Why the Witch-Hunt Against Gertrude Stein? Tikkun Magazine
It’s fascinating how the story of Stein’s war years and survival refuses to settle into a consistent story line. I wrote about Assemblyman Dov Hikind, commentator Alan Dershowith and their distortions of history in their attempt to bully the Metropolitan Museum. Dovkind, Dershowitz and others wanted the wall text of the exhibition “The Steins Collect” to follow their own version of the story – i.e. the urban legend based on the rumor-mill of Stein’s detractors. Even the White House got caught in the cauldron of hear-say and allegations against Stein, dis-inviting her on the sly from the official celebration of Jewish Heritage Month. For the details see my essay “Why the Witch-Hunt Against Gertrude Stein?” in Tikkun Magazine.
Tikkun, the left-wing Jewish magazine, offered me its platform for my defense of Stein and, at the same time, questioned (if not attacked) my arguments in an editorial caveat by the publisher of the magazine, Rabbi Michael Lerner. Inviting differing opinions is a policy of Tikkun magazine, a laudible policy – in fact an intrinsic part of the great Jewish Talmudic, Rabbinical tradition which has always maintained the principle of argument. In this tradition, my defense of Stein was and is not aimed at convincing anybody, it is meant to inspire critical thought.
In this case, Tikkun’s policy has triggered a feisty response from Denny Stein, a member of Stein’s family and a writer in her own right:
Letter to the Editor regarding his commentary on the Gertrude Stein “controversy.”
Tikkun editor wrote:
“we believe that artists, writers, poets, and intellectuals are not exempt from the moral obligation to fight against the rise of evil (as manifested in racism, sexism, homophobia, anti-Semitism, anti-Islam, anti-democracy, destruction of human rights, repression of free speech and freedom of assembly, destruction of the environment, militarism, torture, etc.), which becomes most dangerous when these pathologies move from the realm of thought to the realm of political movements that embody or champion them. Like all citizens, they are morally deficient when they fail to challenge the rise of evil in any given society, and all the more so because unlike most citizens, these people typically have greater access to the means of communication than the ordinary person. ”
No matter what the Tikkun editors “believe,” all citizens including writers, artists, poets, etc. are only human. They are not super-human. They do not have capes, or magic weapons, or sonic transport, or extraordinary powers. They are no more capable of rising above the distresses of everyday dangers or historical horrors than the rest of us. Some people do throw themselves in front of tanks or bulldozers, some publish defiant tracts and are arrested, some take up arms. They are many (I am sure) artists who retreat into their own safe worlds of creativity and hope the horrors won’t find them. And there are those who maintain life in their village and support the small community in which they live. No man or woman should be called out for not “rising to” every occasion. And the number of occasions listed by the editor (above) would keep an army of creative citizens so busy that they would have no time to think or create. Sometimes even writing a letter to the editor is too much.

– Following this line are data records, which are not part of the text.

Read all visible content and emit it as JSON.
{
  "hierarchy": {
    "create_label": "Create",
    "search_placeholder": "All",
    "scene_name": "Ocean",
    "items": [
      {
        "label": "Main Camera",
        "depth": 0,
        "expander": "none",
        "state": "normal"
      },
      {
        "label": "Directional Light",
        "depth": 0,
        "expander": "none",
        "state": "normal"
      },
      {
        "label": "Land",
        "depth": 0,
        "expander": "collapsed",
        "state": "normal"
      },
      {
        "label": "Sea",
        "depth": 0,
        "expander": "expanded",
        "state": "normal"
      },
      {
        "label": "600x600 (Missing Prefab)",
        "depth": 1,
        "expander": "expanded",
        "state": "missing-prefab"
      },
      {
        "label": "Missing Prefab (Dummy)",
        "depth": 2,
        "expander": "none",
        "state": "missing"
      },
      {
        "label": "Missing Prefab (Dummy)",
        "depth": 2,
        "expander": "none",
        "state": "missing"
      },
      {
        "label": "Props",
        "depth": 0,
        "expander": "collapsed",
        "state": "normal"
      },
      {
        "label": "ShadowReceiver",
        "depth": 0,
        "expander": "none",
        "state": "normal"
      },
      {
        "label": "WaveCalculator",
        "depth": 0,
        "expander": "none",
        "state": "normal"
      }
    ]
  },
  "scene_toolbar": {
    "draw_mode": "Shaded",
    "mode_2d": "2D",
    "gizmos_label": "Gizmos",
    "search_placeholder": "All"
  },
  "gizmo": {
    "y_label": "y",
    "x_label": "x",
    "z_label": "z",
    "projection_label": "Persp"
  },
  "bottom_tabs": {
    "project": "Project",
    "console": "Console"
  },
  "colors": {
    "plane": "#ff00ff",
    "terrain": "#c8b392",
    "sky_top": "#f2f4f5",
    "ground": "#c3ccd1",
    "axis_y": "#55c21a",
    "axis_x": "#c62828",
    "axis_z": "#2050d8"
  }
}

Gertrude Stein may or may not have been a genius, but she was one person in thousands who made it through the war. Should we invent reasons for each survivor “proving” that they were complicit with the enemy in order to survive?
And it is oh so easy to sit in an air-conditioned office, with a title, computer, minions, and opinions, and pronounce judgment on others, especially 66 year old dead women. It is easy to assume Gertrude Stein knew this or that, could have done this or that, and should have done that. It is so easy to take her comments out of context, attribute inflammatory motives to them, then posthumously tar and feather her.
Remember, there is a vast difference between holding distasteful opinions and actually sending Jews, or anyone, to the gas chamber. It is time to put this subject to rest, and file it under “We are all human, no one is perfect.”
I want to add a quote from the well researched book And the Show Went On: Cultural Life in Nazi-Occupied Paris, by Alan Ryding (Knopf, 2010):
“In the face of defeat and occupation … the French responded successively with anger, despair, resignation and accommodation. With the notable exception of those Fascist writers who cheered the Nazi victory, most French artists and intellectuals reacted in much the same way. Initially, at least, they, too, looked to Marshal Pétain to shield France from the worst in what promised to be a long ordeal. Feeling powerless, they adopted attentisme, an on-the-fence posture, which allowed them to get on with their lives—to write, to paint, to perform, to teach – while waiting to be saved by some external force, presumably the United States.”
This passage speaks for itself, and it speaks for Stein as well.
More about the interesting way the Metropolitan Museum managed to resist the bullying, in my next blog.